Warner’s conduct was labelled "despicable" by Cricket Australia chief executive James Sutherland, yet the opening batsman was allowed to remain on tour rather than be sent home. It all raised fresh questions about the squad’s discipline, particularly in the light of the "homework" incident in India earlier this year when four Australia players were made to miss a Test for failing to provide feedback requested by team management during the course of a 4-0 series loss. Captain Michael Clarke, now Australia’s best batsman, has not played a competitive match since March owing to a recurrence of a back injury he suffered in India and was absent again as the team’s Champions Trophy exit was confirmed by Monday’s 20-run loss to Sri Lanka at the Oval.
Australia’s 16-man Ashes squad lack the stellar names of recent times, with Ricky Ponting, now playing for English county Surrey, among the absentees.
But Inverarity insisted the Ashes squad contained the "best players available" and that history showed Australia teams written off before a tour of England had a habit of making critics eat their words.

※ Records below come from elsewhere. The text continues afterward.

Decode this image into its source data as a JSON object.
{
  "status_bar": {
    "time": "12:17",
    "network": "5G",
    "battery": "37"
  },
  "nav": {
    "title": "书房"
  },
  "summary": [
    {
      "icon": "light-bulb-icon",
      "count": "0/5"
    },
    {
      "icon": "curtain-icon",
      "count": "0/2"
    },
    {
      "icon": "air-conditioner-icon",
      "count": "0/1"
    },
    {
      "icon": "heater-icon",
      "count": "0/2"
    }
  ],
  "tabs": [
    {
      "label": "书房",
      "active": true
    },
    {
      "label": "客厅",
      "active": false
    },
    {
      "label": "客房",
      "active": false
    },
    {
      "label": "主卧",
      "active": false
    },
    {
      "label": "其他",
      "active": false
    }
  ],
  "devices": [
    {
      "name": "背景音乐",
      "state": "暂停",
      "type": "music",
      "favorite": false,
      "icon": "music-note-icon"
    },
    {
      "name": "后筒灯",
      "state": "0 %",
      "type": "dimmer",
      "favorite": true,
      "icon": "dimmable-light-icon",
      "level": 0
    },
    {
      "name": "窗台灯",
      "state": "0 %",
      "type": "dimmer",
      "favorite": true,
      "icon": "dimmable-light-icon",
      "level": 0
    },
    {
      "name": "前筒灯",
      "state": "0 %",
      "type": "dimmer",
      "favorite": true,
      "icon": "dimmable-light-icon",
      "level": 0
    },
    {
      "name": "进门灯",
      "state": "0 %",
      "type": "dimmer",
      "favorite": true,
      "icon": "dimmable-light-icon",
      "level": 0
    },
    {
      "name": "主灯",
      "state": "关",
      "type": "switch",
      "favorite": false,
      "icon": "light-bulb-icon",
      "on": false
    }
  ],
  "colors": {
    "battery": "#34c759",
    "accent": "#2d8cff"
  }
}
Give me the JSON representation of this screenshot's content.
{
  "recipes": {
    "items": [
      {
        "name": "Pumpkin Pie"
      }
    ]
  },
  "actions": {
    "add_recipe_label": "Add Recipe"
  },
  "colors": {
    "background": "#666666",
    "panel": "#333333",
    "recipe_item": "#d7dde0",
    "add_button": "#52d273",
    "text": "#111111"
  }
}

"In 1968 it was said that we had one of the weakest squads, that was 1-1," former Test batsman Inverarity, last man out when a Derek Underwood-inspired England won the final Test at the Oval but Australia retained the Ashes, told BBC Radio’s Test Match Special.
"And another time I remember the English Press said it was most certainly the weakest team to come to England was in 1989 and Australia won the series 4-0. We have got in that squad of 16 the best players available. We are looking forward to them acquitting themselves well and we will see what happens."
Warner has been banned up until the start of the first Ashes Test in Nottingham, on 10 July and with Australia’s squad containing several other opening batsmen, his immediate Ashes prospects appear gloomy.
But Inverarity insisted Warner could yet feature at Trent Bridge despite being banned from Australia’s two warm-up matches. "Yes, he has a chance to play, certainly," Inverarity said. "In any cricket season in years gone by you might have a wet start to the season. Players sometimes miss games and then come back and make centuries."
Inverarity, who combined his cricket career with being a schoolmaster, insisted Australia did not face fundamental problems regarding players’ discipline.
"There have been one or two hiccups but basically they are a very decent, nice bunch of young men who behave themselves extremely well," he said. "I don’t think that has changed over the years."
Clarke is expected to return for Australia’s first warm-up game against Somerset next Wednesday. "We very much need him at the helm," Inverarity said. "He is a very good captain and the troops are right behind him and we very much miss him when he is not there although George Bailey has done a good job in his absence."